→ **WORK INSTRUCTIONS**: Make an exact copy of all the entries, but do not reproduce the pictures.

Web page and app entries
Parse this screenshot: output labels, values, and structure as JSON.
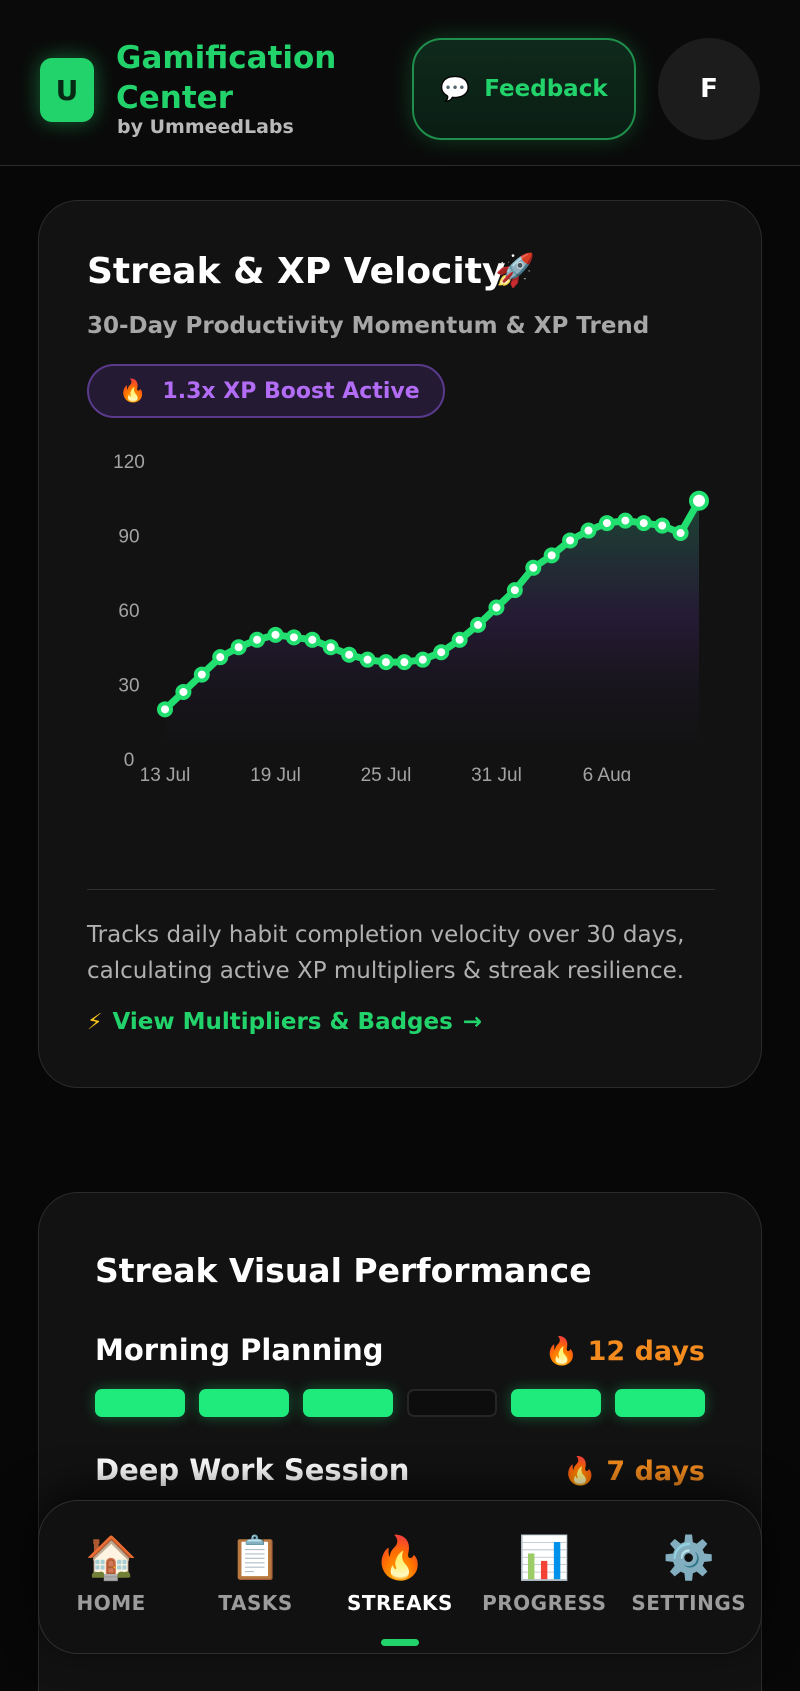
{
  "header": {
    "logo_letter": "U",
    "title": "Gamification Center",
    "subtitle": "by UmmeedLabs",
    "feedback_icon": "💬",
    "feedback_label": "Feedback",
    "avatar_letter": "F"
  },
  "velocity_card": {
    "title": "Streak & XP Velocity",
    "title_icon": "🚀",
    "subtitle": "30-Day Productivity Momentum & XP Trend",
    "boost_icon": "🔥",
    "boost_label": "1.3x XP Boost Active",
    "description": "Tracks daily habit completion velocity over 30 days, calculating active XP multipliers & streak resilience.",
    "link_icon": "⚡",
    "link_label": "View Multipliers & Badges",
    "link_arrow": "→"
  },
  "chart_data": {
    "type": "area",
    "x": [
      "13 Jul",
      "14 Jul",
      "15 Jul",
      "16 Jul",
      "17 Jul",
      "18 Jul",
      "19 Jul",
      "20 Jul",
      "21 Jul",
      "22 Jul",
      "23 Jul",
      "24 Jul",
      "25 Jul",
      "26 Jul",
      "27 Jul",
      "28 Jul",
      "29 Jul",
      "30 Jul",
      "31 Jul",
      "1 Aug",
      "2 Aug",
      "3 Aug",
      "4 Aug",
      "5 Aug",
      "6 Aug",
      "7 Aug",
      "8 Aug",
      "9 Aug",
      "10 Aug",
      "11 Aug"
    ],
    "values": [
      20,
      27,
      34,
      41,
      45,
      48,
      50,
      49,
      48,
      45,
      42,
      40,
      39,
      39,
      40,
      43,
      48,
      54,
      61,
      68,
      77,
      82,
      88,
      92,
      95,
      96,
      95,
      94,
      91,
      104
    ],
    "x_ticks": [
      "13 Jul",
      "19 Jul",
      "25 Jul",
      "31 Jul",
      "6 Aug"
    ],
    "y_ticks": [
      0,
      30,
      60,
      90,
      120
    ],
    "ylim": [
      0,
      120
    ],
    "grid": false,
    "colors": {
      "line": "#22e06f",
      "point_fill": "#ffffff",
      "area_top": "#1d4a37",
      "area_mid": "#2a1d3d"
    }
  },
  "streak_card": {
    "title": "Streak Visual Performance",
    "habits": [
      {
        "name": "Morning Planning",
        "streak_icon": "🔥",
        "streak_label": "12 days",
        "days": [
          true,
          true,
          true,
          false,
          true,
          true
        ]
      },
      {
        "name": "Deep Work Session",
        "streak_icon": "🔥",
        "streak_label": "7 days",
        "days": []
      }
    ]
  },
  "nav": {
    "items": [
      {
        "icon": "🏠",
        "label": "HOME",
        "active": false
      },
      {
        "icon": "📋",
        "label": "TASKS",
        "active": false
      },
      {
        "icon": "🔥",
        "label": "STREAKS",
        "active": true
      },
      {
        "icon": "📊",
        "label": "PROGRESS",
        "active": false
      },
      {
        "icon": "⚙️",
        "label": "SETTINGS",
        "active": false
      }
    ]
  },
  "colors": {
    "accent": "#22d36b",
    "background": "#070707",
    "card": "#121212",
    "boost": "#b26cf5",
    "streak": "#f38b1e"
  }
}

→ **ANSWER TO THIS PROBLEM**:
Parse this screenshot: output labels, values, and structure as JSON.
{
  "header": {
    "logo_letter": "U",
    "title": "Gamification Center",
    "subtitle": "by UmmeedLabs",
    "feedback_icon": "💬",
    "feedback_label": "Feedback",
    "avatar_letter": "F"
  },
  "velocity_card": {
    "title": "Streak & XP Velocity",
    "title_icon": "🚀",
    "subtitle": "30-Day Productivity Momentum & XP Trend",
    "boost_icon": "🔥",
    "boost_label": "1.3x XP Boost Active",
    "description": "Tracks daily habit completion velocity over 30 days, calculating active XP multipliers & streak resilience.",
    "link_icon": "⚡",
    "link_label": "View Multipliers & Badges",
    "link_arrow": "→"
  },
  "chart_data": {
    "type": "area",
    "x": [
      "13 Jul",
      "14 Jul",
      "15 Jul",
      "16 Jul",
      "17 Jul",
      "18 Jul",
      "19 Jul",
      "20 Jul",
      "21 Jul",
      "22 Jul",
      "23 Jul",
      "24 Jul",
      "25 Jul",
      "26 Jul",
      "27 Jul",
      "28 Jul",
      "29 Jul",
      "30 Jul",
      "31 Jul",
      "1 Aug",
      "2 Aug",
      "3 Aug",
      "4 Aug",
      "5 Aug",
      "6 Aug",
      "7 Aug",
      "8 Aug",
      "9 Aug",
      "10 Aug",
      "11 Aug"
    ],
    "values": [
      20,
      27,
      34,
      41,
      45,
      48,
      50,
      49,
      48,
      45,
      42,
      40,
      39,
      39,
      40,
      43,
      48,
      54,
      61,
      68,
      77,
      82,
      88,
      92,
      95,
      96,
      95,
      94,
      91,
      104
    ],
    "x_ticks": [
      "13 Jul",
      "19 Jul",
      "25 Jul",
      "31 Jul",
      "6 Aug"
    ],
    "y_ticks": [
      0,
      30,
      60,
      90,
      120
    ],
    "ylim": [
      0,
      120
    ],
    "grid": false,
    "colors": {
      "line": "#22e06f",
      "point_fill": "#ffffff",
      "area_top": "#1d4a37",
      "area_mid": "#2a1d3d"
    }
  },
  "streak_card": {
    "title": "Streak Visual Performance",
    "habits": [
      {
        "name": "Morning Planning",
        "streak_icon": "🔥",
        "streak_label": "12 days",
        "days": [
          true,
          true,
          true,
          false,
          true,
          true
        ]
      },
      {
        "name": "Deep Work Session",
        "streak_icon": "🔥",
        "streak_label": "7 days",
        "days": []
      }
    ]
  },
  "nav": {
    "items": [
      {
        "icon": "🏠",
        "label": "HOME",
        "active": false
      },
      {
        "icon": "📋",
        "label": "TASKS",
        "active": false
      },
      {
        "icon": "🔥",
        "label": "STREAKS",
        "active": true
      },
      {
        "icon": "📊",
        "label": "PROGRESS",
        "active": false
      },
      {
        "icon": "⚙️",
        "label": "SETTINGS",
        "active": false
      }
    ]
  },
  "colors": {
    "accent": "#22d36b",
    "background": "#070707",
    "card": "#121212",
    "boost": "#b26cf5",
    "streak": "#f38b1e"
  }
}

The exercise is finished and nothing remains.